The team format of LIV Golf always held the potential for rifts forming between teammates. Rivalries emerging among teams would be ideal for the drama and theatrics of sport, teammates beefing has come to light instead. It all began during an interview with Sports Illustrated in which team captain Brooks Koepka slammed his Smash GC counterpart Matthew Wolff ahead of LIV Golf London at the Centurion Club.
“I mean, when you quit on your round, you give up and stuff like that, that’s not competing,” said Koepka. “I’m not a big fan of that. You don’t work hard. It’s very tough. It’s very tough to have even like a team dynamic when you’ve got one guy that won’t work, one guy is not going to give any effort, he’s going to quit on the course, break clubs, gets down, bad body language, it’s very tough. I’ve basically given up on him — a lot of talent, but I mean the talent’s wasted.”
Wolff’s transition from the PGA Tour to LIV Golf began in encouraging fashion. Making his debut at LIV Golf Portland, Wolff finished T8 before garnering a runner-up result at LIV Golf Bedminster in only his second start. He added a top-five finish at LIV Golf Jeddah; however, those quality outings came as a member of Phil Mickelson’s Hy Flyers, not Koepka’s Smash GC.
This season has been much more difficult for the 24-year-old Smash GC member. The former PGA Tour winner has not finished inside the top 30 in his last five tournaments and withdrew before the final round of LIV Golf DC due to an undisclosed injury. Wolff’s presence was scrubbed from Smash GC’s social media, stirring rumors of a potential departure from Koepka’s team. His image returned to Smash GC profiles, but it is likely his contributions will not come 2024.
“I read the SI interview with our Captain Brooks Koepka and it was beyond disappointing to me,” Wolff told Sports Illustrated. “When I chose to join his team in 2023, I did so with much optimism about my new home as part of Team Smash and equally as important the chance to be around and learn from a player of Brooks’s stature. Like everyone who has ever played the game at the highest level, I have had competitive moments in the past that I feel I have let myself down and even others in our new team environment. This has been quite difficult for me. My challenges on and off the golf course with my mental health has been well documented. I deal with those challenges every day.

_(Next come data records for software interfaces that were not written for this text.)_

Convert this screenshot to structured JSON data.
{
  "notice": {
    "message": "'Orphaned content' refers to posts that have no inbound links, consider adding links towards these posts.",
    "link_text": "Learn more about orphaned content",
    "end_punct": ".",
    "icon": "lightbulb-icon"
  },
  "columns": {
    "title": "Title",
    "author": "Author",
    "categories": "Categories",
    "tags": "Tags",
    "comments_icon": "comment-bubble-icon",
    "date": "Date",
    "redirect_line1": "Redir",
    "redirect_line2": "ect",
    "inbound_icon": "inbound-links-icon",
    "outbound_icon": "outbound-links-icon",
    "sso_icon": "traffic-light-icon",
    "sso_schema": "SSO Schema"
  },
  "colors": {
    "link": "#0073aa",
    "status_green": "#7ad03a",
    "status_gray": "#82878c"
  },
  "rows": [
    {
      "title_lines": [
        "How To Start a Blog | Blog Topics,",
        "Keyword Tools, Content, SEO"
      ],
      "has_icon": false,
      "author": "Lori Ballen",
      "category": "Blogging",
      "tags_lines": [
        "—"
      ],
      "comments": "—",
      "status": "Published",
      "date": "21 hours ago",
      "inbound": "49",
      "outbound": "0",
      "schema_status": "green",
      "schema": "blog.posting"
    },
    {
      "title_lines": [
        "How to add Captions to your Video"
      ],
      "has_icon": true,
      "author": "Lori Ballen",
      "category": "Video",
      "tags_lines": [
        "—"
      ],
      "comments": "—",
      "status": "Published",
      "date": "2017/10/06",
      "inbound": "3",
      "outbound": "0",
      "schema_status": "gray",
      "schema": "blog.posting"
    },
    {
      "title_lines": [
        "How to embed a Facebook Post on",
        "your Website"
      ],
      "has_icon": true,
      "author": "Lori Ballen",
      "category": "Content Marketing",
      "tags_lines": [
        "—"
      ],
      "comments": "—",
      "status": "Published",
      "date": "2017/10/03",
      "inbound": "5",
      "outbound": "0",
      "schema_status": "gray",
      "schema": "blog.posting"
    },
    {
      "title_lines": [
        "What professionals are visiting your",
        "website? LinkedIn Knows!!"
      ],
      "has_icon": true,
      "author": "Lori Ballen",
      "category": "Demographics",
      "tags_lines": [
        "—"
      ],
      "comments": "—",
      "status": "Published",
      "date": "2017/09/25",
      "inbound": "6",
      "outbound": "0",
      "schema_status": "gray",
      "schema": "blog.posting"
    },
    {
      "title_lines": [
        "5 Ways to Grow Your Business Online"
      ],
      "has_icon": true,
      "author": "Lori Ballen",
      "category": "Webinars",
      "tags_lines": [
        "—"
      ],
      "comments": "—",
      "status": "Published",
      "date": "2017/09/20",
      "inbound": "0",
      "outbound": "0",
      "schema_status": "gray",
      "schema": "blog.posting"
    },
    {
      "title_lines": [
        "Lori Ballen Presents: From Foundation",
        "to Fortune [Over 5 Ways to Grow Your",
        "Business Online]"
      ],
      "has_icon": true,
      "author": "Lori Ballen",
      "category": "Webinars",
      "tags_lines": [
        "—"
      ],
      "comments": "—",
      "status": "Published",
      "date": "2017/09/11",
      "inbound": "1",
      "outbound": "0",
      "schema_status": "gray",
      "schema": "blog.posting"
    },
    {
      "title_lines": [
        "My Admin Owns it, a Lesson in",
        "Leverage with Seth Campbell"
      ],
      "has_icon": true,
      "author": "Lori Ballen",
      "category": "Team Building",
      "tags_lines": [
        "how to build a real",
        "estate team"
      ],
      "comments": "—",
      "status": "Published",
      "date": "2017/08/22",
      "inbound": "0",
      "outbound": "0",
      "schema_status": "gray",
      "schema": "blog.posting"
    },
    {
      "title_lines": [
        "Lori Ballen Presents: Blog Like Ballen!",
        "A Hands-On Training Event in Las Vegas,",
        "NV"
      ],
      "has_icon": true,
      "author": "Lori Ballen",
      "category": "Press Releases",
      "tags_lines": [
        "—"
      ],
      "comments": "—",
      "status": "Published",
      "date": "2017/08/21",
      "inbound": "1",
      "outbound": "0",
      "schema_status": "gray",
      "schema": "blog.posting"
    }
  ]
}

“However, while my 2023 season has not been all I had hoped for to this point, I have made positive strides in managing my life and feel Ike my game is turning for the positive. To hear through the media that our team leader has given up on me is heartbreaking. It’s not what a team member looks to hear from its leader, and I think we all know these comments should have been handled much differently. But I’m moving forward and won’t ever give up on myself. While on course results may not appear now to be positive indicators, I’m trying to win an even BIGGER game with my life.
“Finally, I trust Brooks wants what is best for our team. But it’s hard to imagine his comments in his recent SI interview in any way line up with those priorities. This will be my last comment on this matter. I’m heading out today to the Centurion Club trying to help our team win this week. I appreciate everyone’s continued support and your respect for my privacy.”
Wolff has been vocal about his love for team golf since joining LIV. Often citing the structure while at Oklahoma State University, a time during which he led to the Cowboys to victory at the NCAA championship in 2018 and won the NCAA individual title in 2019, Wolff appears far removed from his good old days of college. Where the former can’t-miss-kid goes from here remains to be seen as he sits 27th on LIV Golf’s money list with only the top 24 guaranteeing a spot on the LIV tour for next season.